> [TASK TO COMPLETE]: The answer should consist of all the records, copied exactly.

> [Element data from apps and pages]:
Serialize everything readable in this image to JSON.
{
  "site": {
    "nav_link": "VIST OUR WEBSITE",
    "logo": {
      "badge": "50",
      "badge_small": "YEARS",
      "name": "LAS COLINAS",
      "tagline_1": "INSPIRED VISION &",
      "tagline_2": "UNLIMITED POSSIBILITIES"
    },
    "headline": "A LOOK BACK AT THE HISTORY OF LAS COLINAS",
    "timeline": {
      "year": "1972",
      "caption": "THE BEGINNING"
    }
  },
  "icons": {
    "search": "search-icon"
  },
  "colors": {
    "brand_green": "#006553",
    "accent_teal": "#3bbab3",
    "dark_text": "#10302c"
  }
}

> [EXERCISE RESPONSE]:
Serialize everything readable in this image to JSON.
{
  "site": {
    "nav_link": "VIST OUR WEBSITE",
    "logo": {
      "badge": "50",
      "badge_small": "YEARS",
      "name": "LAS COLINAS",
      "tagline_1": "INSPIRED VISION &",
      "tagline_2": "UNLIMITED POSSIBILITIES"
    },
    "headline": "A LOOK BACK AT THE HISTORY OF LAS COLINAS",
    "timeline": {
      "year": "1972",
      "caption": "THE BEGINNING"
    }
  },
  "icons": {
    "search": "search-icon"
  },
  "colors": {
    "brand_green": "#006553",
    "accent_teal": "#3bbab3",
    "dark_text": "#10302c"
  }
}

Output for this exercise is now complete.